means become heated or confined. No opinion has been expressed respecting this phenomenon, or any pains taken to ascertain the nature or cause of its exis
Salt-works.-The salt-works in this county are another natural curiosity; they abound on both sides of the river, for the distance of twelve miles. This is another evidence of the providential care of the Deity. Here is a spot, that were it not for this article of commerce, and the facility with which it can be sent to market, would be destitute of almost every comfort and convenience of life. Immense quantities of salt are made here annually; upon an average about one million of bushels, which employ one thousand hands. This salt is sent down Kenhawa river in boats to every part of the western country, and exchanged for articles of consumption. It appears, however, notwithstanding this great bounty of nature, that very few of the proprietors have realized any solid advantage from it; owing, perhaps, to want of capital in the commencement, want of skill, or want of commercial integrity, or perhaps to all three.
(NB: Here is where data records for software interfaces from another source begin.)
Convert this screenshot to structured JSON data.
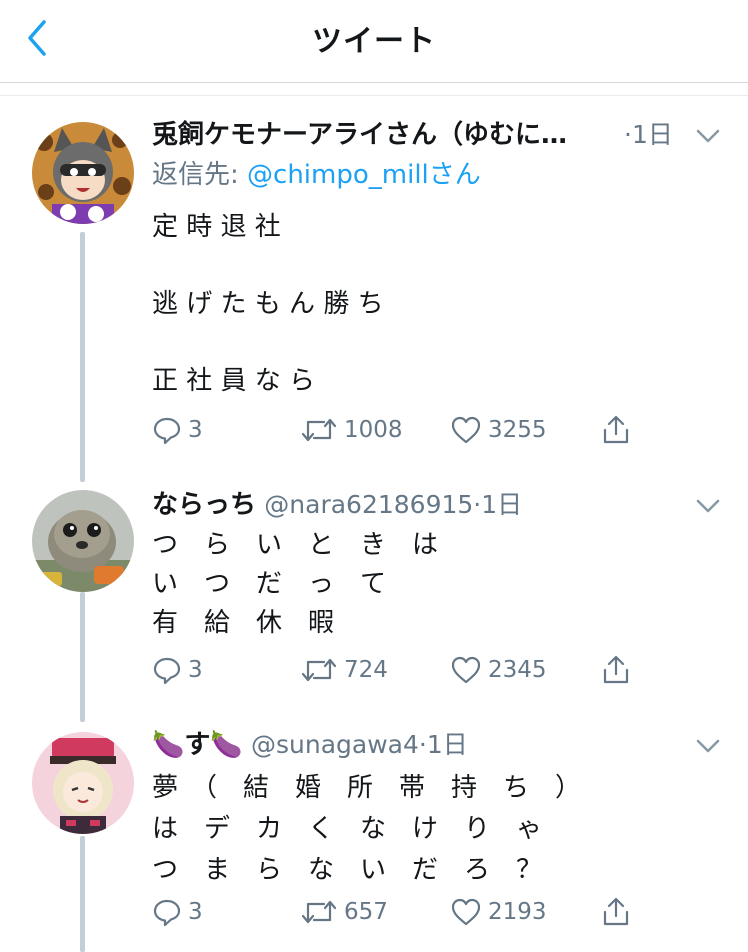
{
  "header": {
    "title": "ツイート"
  },
  "tweets": [
    {
      "display_name": "兎飼ケモナーアライさん（ゆむに…",
      "handle": "",
      "time": "·1日",
      "reply_prefix": "返信先: ",
      "reply_to": "@chimpo_millさん",
      "text": "定 時 退 社\n\n逃 げ た も ん 勝 ち\n\n正 社 員 な ら",
      "replies": "3",
      "retweets": "1008",
      "likes": "3255"
    },
    {
      "display_name": "ならっち",
      "handle": "@nara62186915",
      "time": "·1日",
      "text": "つ　ら　い　と　き　は\nい　つ　だ　っ　て\n有　給　休　暇",
      "replies": "3",
      "retweets": "724",
      "likes": "2345"
    },
    {
      "display_name": "🍆す🍆",
      "handle": "@sunagawa4",
      "time": "·1日",
      "text": "夢　（　結　婚　所　帯　持　ち　）\nは　デ　カ　く　な　け　り　ゃ\nつ　ま　ら　な　い　だ　ろ　？",
      "replies": "3",
      "retweets": "657",
      "likes": "2193"
    }
  ],
  "colors": {
    "accent": "#1da1f2",
    "secondary_text": "#657786",
    "thread_line": "#c4ced8"
  }
}
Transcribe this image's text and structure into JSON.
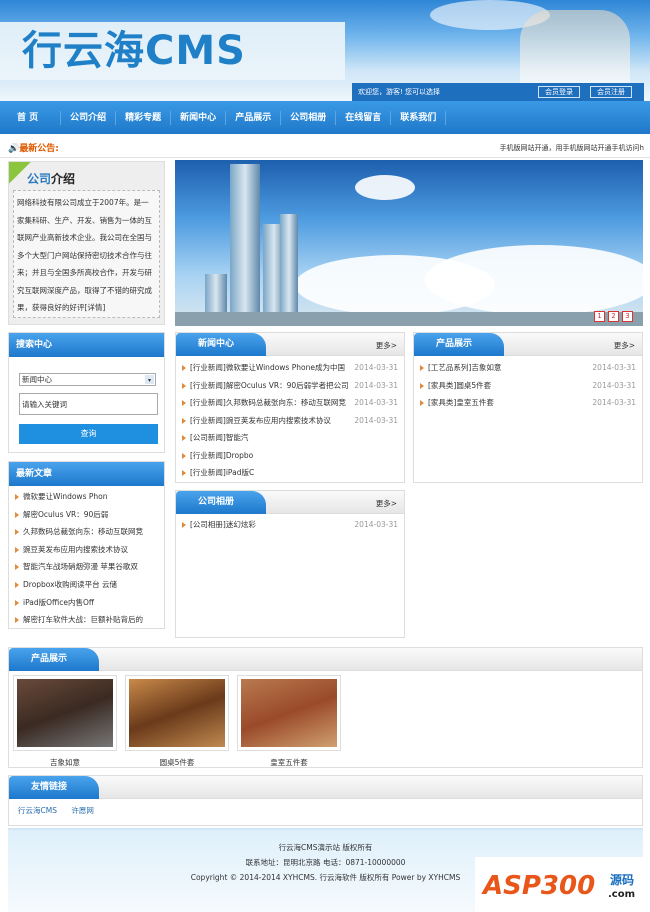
{
  "header": {
    "logo": "行云海CMS",
    "welcome": "欢迎您，游客! 您可以选择",
    "login": "会员登录",
    "register": "会员注册"
  },
  "nav": [
    "首 页",
    "公司介绍",
    "精彩专题",
    "新闻中心",
    "产品展示",
    "公司相册",
    "在线留言",
    "联系我们"
  ],
  "notice": {
    "label": "最新公告:",
    "text": "手机版网站开通，用手机版网站开通手机访问h"
  },
  "intro": {
    "title_a": "公司",
    "title_b": "介绍",
    "body": "网络科技有限公司成立于2007年。是一家集科研、生产、开发、销售为一体的互联网产业高新技术企业。我公司在全国与多个大型门户网站保持密切技术合作与往来；并且与全国多所高校合作，开发与研究互联网深度产品，取得了不错的研究成果，获得良好的好评[详情]"
  },
  "banner": {
    "slides": [
      "1",
      "2",
      "3"
    ]
  },
  "search": {
    "title": "搜索中心",
    "select": "新闻中心",
    "placeholder": "请输入关键词",
    "button": "查询"
  },
  "latest": {
    "title": "最新文章",
    "items": [
      "微软要让Windows Phon",
      "解密Oculus VR：90后弱",
      "久邦数码总裁张向东：移动互联网竞",
      "豌豆荚发布应用内搜索技术协议",
      "智能汽车战场硝烟弥漫 苹果谷歌双",
      "Dropbox收购阅读平台 云储",
      "iPad版Office内售Off",
      "解密打车软件大战：巨额补贴背后的"
    ]
  },
  "news": {
    "title": "新闻中心",
    "more": "更多>",
    "items": [
      {
        "t": "[行业新闻]微软要让Windows Phone成为中国",
        "d": "2014-03-31"
      },
      {
        "t": "[行业新闻]解密Oculus VR：90后弱学者把公司",
        "d": "2014-03-31"
      },
      {
        "t": "[行业新闻]久邦数码总裁张向东：移动互联网竞",
        "d": "2014-03-31"
      },
      {
        "t": "[行业新闻]豌豆荚发布应用内搜索技术协议",
        "d": "2014-03-31"
      },
      {
        "t": "[公司新闻]智能汽",
        "d": ""
      },
      {
        "t": "[行业新闻]Dropbo",
        "d": ""
      },
      {
        "t": "[行业新闻]iPad版C",
        "d": ""
      }
    ]
  },
  "products_list": {
    "title": "产品展示",
    "more": "更多>",
    "items": [
      {
        "t": "[工艺品系列]吉象如意",
        "d": "2014-03-31"
      },
      {
        "t": "[家具类]圆桌5件套",
        "d": "2014-03-31"
      },
      {
        "t": "[家具类]皇室五件套",
        "d": "2014-03-31"
      }
    ]
  },
  "album": {
    "title": "公司相册",
    "more": "更多>",
    "items": [
      {
        "t": "[公司相册]迷幻炫彩",
        "d": "2014-03-31"
      }
    ]
  },
  "products_show": {
    "title": "产品展示",
    "items": [
      "吉象如意",
      "圆桌5件套",
      "皇室五件套"
    ]
  },
  "links": {
    "title": "友情链接",
    "items": [
      "行云海CMS",
      "许愿网"
    ]
  },
  "footer": {
    "line1": "行云海CMS演示站 版权所有",
    "line2": "联系地址：昆明北京路 电话：0871-10000000",
    "line3": "Copyright © 2014-2014 XYHCMS. 行云海软件 版权所有  Power by XYHCMS"
  },
  "watermark": "ASP300源码 .com"
}
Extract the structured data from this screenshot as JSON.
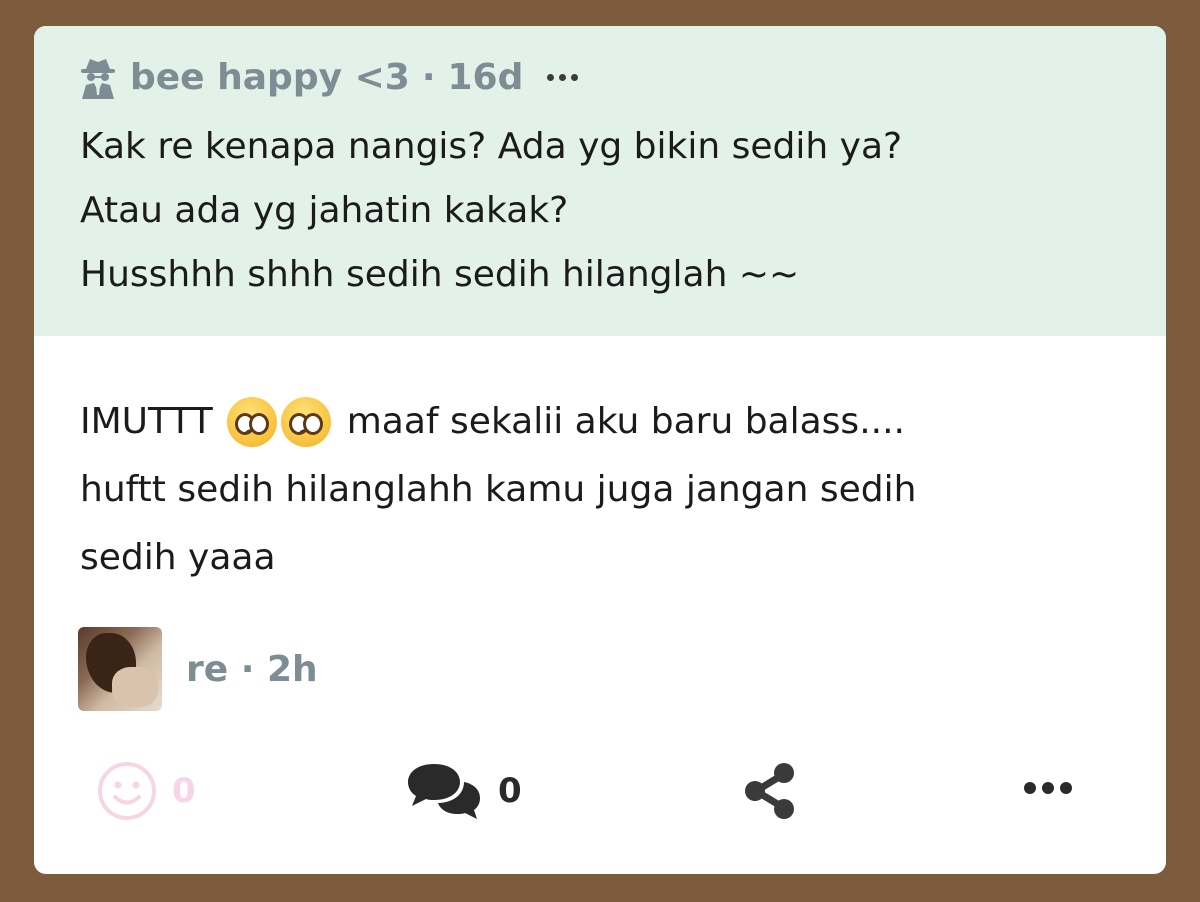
{
  "question": {
    "author": "bee happy <3",
    "separator": "·",
    "age": "16d",
    "icon": "spy-icon",
    "lines": [
      "Kak re kenapa nangis? Ada yg bikin sedih ya?",
      "Atau ada yg jahatin kakak?",
      "Husshhh shhh sedih sedih hilanglah ~~"
    ]
  },
  "answer": {
    "line1_prefix": "IMUTTT",
    "line1_suffix": "maaf sekalii aku baru balass....",
    "line2": "huftt sedih hilanglahh kamu juga jangan sedih",
    "line3": "sedih yaaa",
    "emoji": "pleading-face-emoji"
  },
  "author": {
    "name": "re",
    "separator": "·",
    "age": "2h"
  },
  "actions": {
    "react_count": "0",
    "comment_count": "0"
  },
  "colors": {
    "background": "#7d5c3d",
    "question_bg": "#e2f2e9",
    "meta_text": "#7e8c93",
    "react_icon": "#f6d6e6"
  }
}
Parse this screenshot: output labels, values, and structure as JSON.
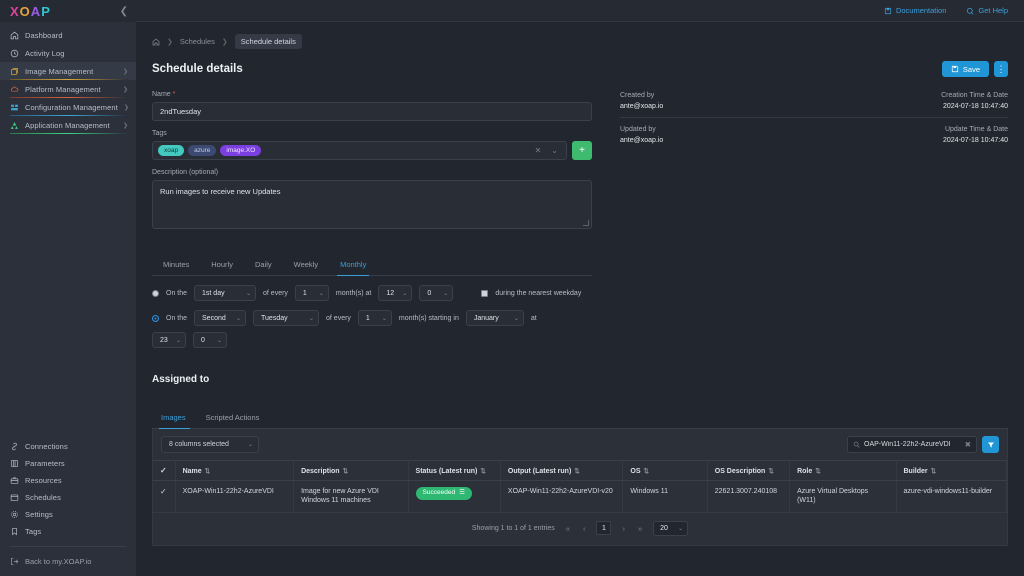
{
  "brand": {
    "name": "XOAP",
    "accent_blue": "#2196d6",
    "accent_green": "#3ebb6e"
  },
  "sidebar": {
    "collapse_icon": "chevron-left-icon",
    "nav": [
      {
        "label": "Dashboard",
        "icon": "home-icon",
        "group": false
      },
      {
        "label": "Activity Log",
        "icon": "clock-icon",
        "group": false
      },
      {
        "label": "Image Management",
        "icon": "image-icon",
        "group": true,
        "active": true
      },
      {
        "label": "Platform Management",
        "icon": "cloud-icon",
        "group": true,
        "active": false
      },
      {
        "label": "Configuration Management",
        "icon": "layers-icon",
        "group": true,
        "active": false
      },
      {
        "label": "Application Management",
        "icon": "apps-icon",
        "group": true,
        "active": false
      }
    ],
    "bottom": [
      {
        "label": "Connections",
        "icon": "link-icon"
      },
      {
        "label": "Parameters",
        "icon": "list-icon"
      },
      {
        "label": "Resources",
        "icon": "box-icon"
      },
      {
        "label": "Schedules",
        "icon": "calendar-icon"
      },
      {
        "label": "Settings",
        "icon": "gear-icon"
      },
      {
        "label": "Tags",
        "icon": "tag-icon"
      }
    ],
    "back_label": "Back to my.XOAP.io",
    "back_icon": "logout-icon"
  },
  "topbar": {
    "documentation": "Documentation",
    "documentation_icon": "book-icon",
    "get_help": "Get Help",
    "get_help_icon": "help-icon"
  },
  "breadcrumb": {
    "home_icon": "home-icon",
    "schedules": "Schedules",
    "current": "Schedule details"
  },
  "header": {
    "title": "Schedule details",
    "save_label": "Save",
    "save_icon": "save-icon",
    "kebab_icon": "more-vertical-icon"
  },
  "form": {
    "name_label": "Name",
    "name_value": "2ndTuesday",
    "tags_label": "Tags",
    "tags": [
      "xoap",
      "azure",
      "image.XO"
    ],
    "tag_clear_icon": "close-icon",
    "tag_chevron_icon": "chevron-down-icon",
    "tag_add_label": "+",
    "description_label": "Description (optional)",
    "description_value": "Run images to receive new Updates"
  },
  "meta": {
    "created_by_label": "Created by",
    "created_by_value": "ante@xoap.io",
    "creation_time_label": "Creation Time & Date",
    "creation_time_value": "2024-07-18 10:47:40",
    "updated_by_label": "Updated by",
    "updated_by_value": "ante@xoap.io",
    "update_time_label": "Update Time & Date",
    "update_time_value": "2024-07-18 10:47:40"
  },
  "schedule": {
    "tabs": [
      {
        "label": "Minutes",
        "active": false
      },
      {
        "label": "Hourly",
        "active": false
      },
      {
        "label": "Daily",
        "active": false
      },
      {
        "label": "Weekly",
        "active": false
      },
      {
        "label": "Monthly",
        "active": true
      }
    ],
    "row1": {
      "selected": false,
      "on_the": "On the",
      "day": "1st day",
      "of_every": "of every",
      "count": "1",
      "months_at": "month(s) at",
      "hour": "12",
      "minute": "0",
      "weekday_checkbox_label": "during the nearest weekday",
      "weekday_checked": true
    },
    "row2": {
      "selected": true,
      "on_the": "On the",
      "ordinal": "Second",
      "weekday": "Tuesday",
      "of_every": "of every",
      "count": "1",
      "months_starting_in": "month(s) starting in",
      "month": "January",
      "at": "at",
      "hour": "23",
      "minute": "0"
    }
  },
  "assigned": {
    "title": "Assigned to",
    "tabs": [
      {
        "label": "Images",
        "active": true
      },
      {
        "label": "Scripted Actions",
        "active": false
      }
    ],
    "columns_selector": "8 columns selected",
    "columns_chevron_icon": "chevron-down-icon",
    "search_icon": "search-icon",
    "search_value": "OAP-Win11-22h2-AzureVDI",
    "search_clear_icon": "clear-icon",
    "filter_icon": "funnel-icon",
    "table": {
      "header_check_icon": "check-icon",
      "sort_icon": "sort-icon",
      "columns": [
        "Name",
        "Description",
        "Status (Latest run)",
        "Output (Latest run)",
        "OS",
        "OS Description",
        "Role",
        "Builder"
      ],
      "rows": [
        {
          "checked": true,
          "name": "XOAP-Win11-22h2-AzureVDI",
          "description": "Image for new Azure VDI Windows 11 machines",
          "status": "Succeeded",
          "status_icon": "log-icon",
          "output": "XOAP-Win11-22h2-AzureVDI-v20",
          "os": "Windows 11",
          "os_description": "22621.3007.240108",
          "role": "Azure Virtual Desktops (W11)",
          "builder": "azure-vdi-windows11-builder"
        }
      ]
    },
    "pagination": {
      "info": "Showing 1 to 1 of 1 entries",
      "first_icon": "«",
      "prev_icon": "‹",
      "current_page": "1",
      "next_icon": "›",
      "last_icon": "»",
      "page_size": "20",
      "page_size_chevron_icon": "chevron-down-icon"
    }
  }
}
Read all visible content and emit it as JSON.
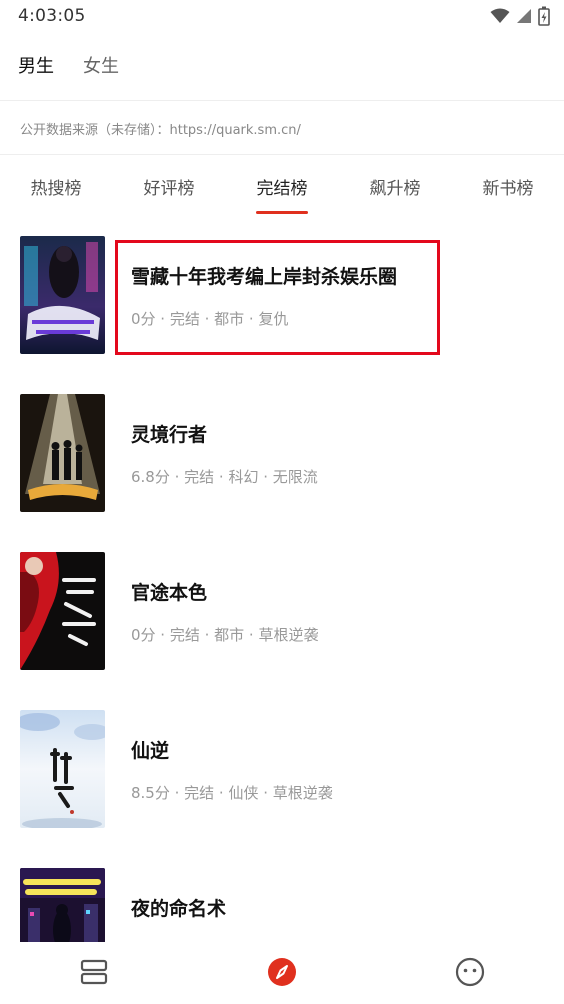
{
  "status_bar": {
    "time": "4:03:05"
  },
  "gender_tabs": [
    {
      "label": "男生",
      "active": true
    },
    {
      "label": "女生",
      "active": false
    }
  ],
  "source_note": "公开数据来源（未存储）：https://quark.sm.cn/",
  "rank_tabs": [
    {
      "label": "热搜榜",
      "active": false
    },
    {
      "label": "好评榜",
      "active": false
    },
    {
      "label": "完结榜",
      "active": true
    },
    {
      "label": "飙升榜",
      "active": false
    },
    {
      "label": "新书榜",
      "active": false
    }
  ],
  "books": [
    {
      "title": "雪藏十年我考编上岸封杀娱乐圈",
      "meta": "0分 · 完结 · 都市 · 复仇"
    },
    {
      "title": "灵境行者",
      "meta": "6.8分 · 完结 · 科幻 · 无限流"
    },
    {
      "title": "官途本色",
      "meta": "0分 · 完结 · 都市 · 草根逆袭"
    },
    {
      "title": "仙逆",
      "meta": "8.5分 · 完结 · 仙侠 · 草根逆袭"
    },
    {
      "title": "夜的命名术",
      "meta": ""
    }
  ],
  "colors": {
    "accent": "#e0301e",
    "highlight": "#e3081c"
  },
  "bottom_nav": [
    {
      "icon": "bookshelf-icon"
    },
    {
      "icon": "compass-icon",
      "active": true
    },
    {
      "icon": "profile-face-icon"
    }
  ]
}
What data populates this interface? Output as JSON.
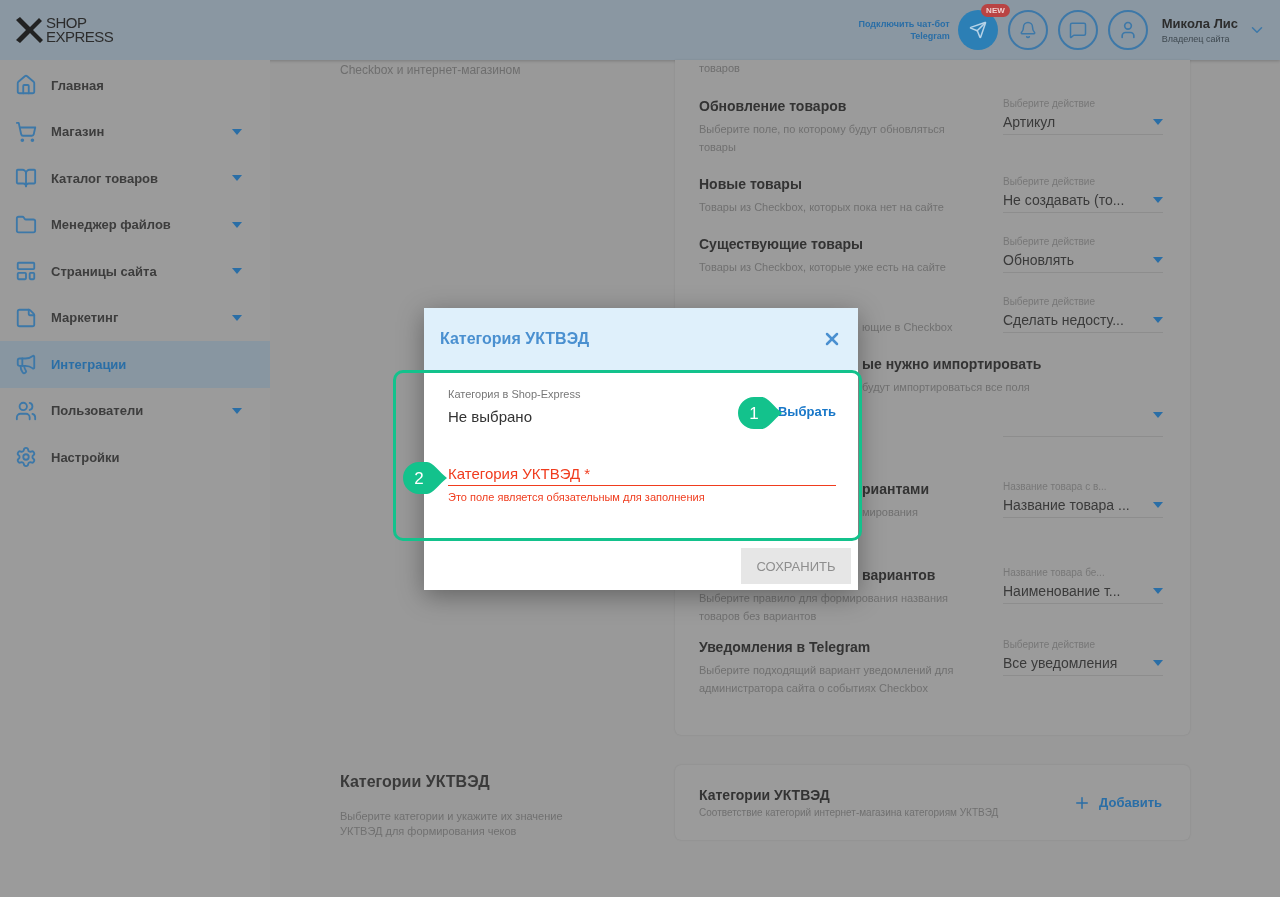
{
  "header": {
    "logo": [
      "SHOP",
      "EXPRESS"
    ],
    "bot_link": [
      "Подключить чат-бот",
      "Telegram"
    ],
    "telegram_badge": "NEW",
    "user": {
      "name": "Микола Лис",
      "role": "Владелец сайта"
    }
  },
  "sidebar": {
    "items": [
      {
        "label": "Главная",
        "selected": false,
        "expandable": false
      },
      {
        "label": "Магазин",
        "selected": false,
        "expandable": true
      },
      {
        "label": "Каталог товаров",
        "selected": false,
        "expandable": true
      },
      {
        "label": "Менеджер файлов",
        "selected": false,
        "expandable": true
      },
      {
        "label": "Страницы сайта",
        "selected": false,
        "expandable": true
      },
      {
        "label": "Маркетинг",
        "selected": false,
        "expandable": true
      },
      {
        "label": "Интеграции",
        "selected": true,
        "expandable": false
      },
      {
        "label": "Пользователи",
        "selected": false,
        "expandable": true
      },
      {
        "label": "Настройки",
        "selected": false,
        "expandable": false
      }
    ]
  },
  "settings": {
    "intro": "Checkbox и интернет-магазином",
    "top_text": "товаров",
    "rows": [
      {
        "kind": "full",
        "title": "Обновление товаров",
        "description": "Выберите поле, по которому будут обновляться товары",
        "select": {
          "label": "Выберите действие",
          "value": "Артикул"
        }
      },
      {
        "kind": "full",
        "title": "Новые товары",
        "description": "Товары из Checkbox, которых пока нет на сайте",
        "select": {
          "label": "Выберите действие",
          "value": "Не создавать (то..."
        }
      },
      {
        "kind": "full",
        "title": "Существующие товары",
        "description": "Товары из Checkbox, которые уже есть на сайте",
        "select": {
          "label": "Выберите действие",
          "value": "Обновлять"
        }
      },
      {
        "kind": "clipped",
        "description": "ющие в Checkbox",
        "select": {
          "label": "Выберите действие",
          "value": "Сделать недосту..."
        }
      },
      {
        "kind": "clipped",
        "title": "ые нужно импортировать",
        "description": "будут импортироваться все поля",
        "select": {}
      },
      {
        "kind": "clipped",
        "title": "риантами",
        "description": "мирования",
        "select": {
          "label": "Название товара с в...",
          "value": "Название товара ..."
        }
      },
      {
        "kind": "title-clipped",
        "title": "вариантов",
        "description": "Выберите правило для формирования названия товаров без вариантов",
        "select": {
          "label": "Название товара бе...",
          "value": "Наименование т..."
        }
      },
      {
        "kind": "full",
        "title": "Уведомления в Telegram",
        "description": "Выберите подходящий вариант уведомлений для администратора сайта о событиях Checkbox",
        "select": {
          "label": "Выберите действие",
          "value": "Все уведомления"
        }
      }
    ]
  },
  "categories": {
    "heading": "Категории УКТВЭД",
    "description": "Выберите категории и укажите их значение УКТВЭД для формирования чеков",
    "card_title": "Категории УКТВЭД",
    "card_description": "Соответствие категорий интернет-магазина категориям УКТВЭД",
    "add_button": "Добавить"
  },
  "dialog": {
    "title": "Категория УКТВЭД",
    "source_label": "Категория в Shop-Express",
    "source_value": "Не выбрано",
    "choose_link": "Выбрать",
    "field": {
      "label": "Категория УКТВЭД *",
      "error": "Это поле является обязательным для заполнения"
    },
    "save_button": {
      "label": "СОХРАНИТЬ",
      "disabled": true
    }
  },
  "annotations": [
    "1",
    "2"
  ]
}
The salt water is obtained from the bottom of the river by means of a gum,* which is from eighteen to twenty feet in length, and from four to five feet wide; these gums are from the sycamore tree. They are prepared by making a crow at one end, and a head to fit it tight. This being done, about twenty hands repair to the place where it is to be sunk, which is at the edge of low water, on the river; not any where, for the salt water is only found within certain limits. But to return, all hands proceed with provisions, and plenty to drink, to the place. The gum is first placed in the water on one end, (the one with the crow,) a man is then let down into it by a windlass, and digs round the edge with an instrument suited to the purpose; when he fills a bucket with the sand, gravel, or earth, which he meets in succession; the bucket is immediately drawn up, emptied, and let
*An American term for a hollow tree, after it is taken from the forests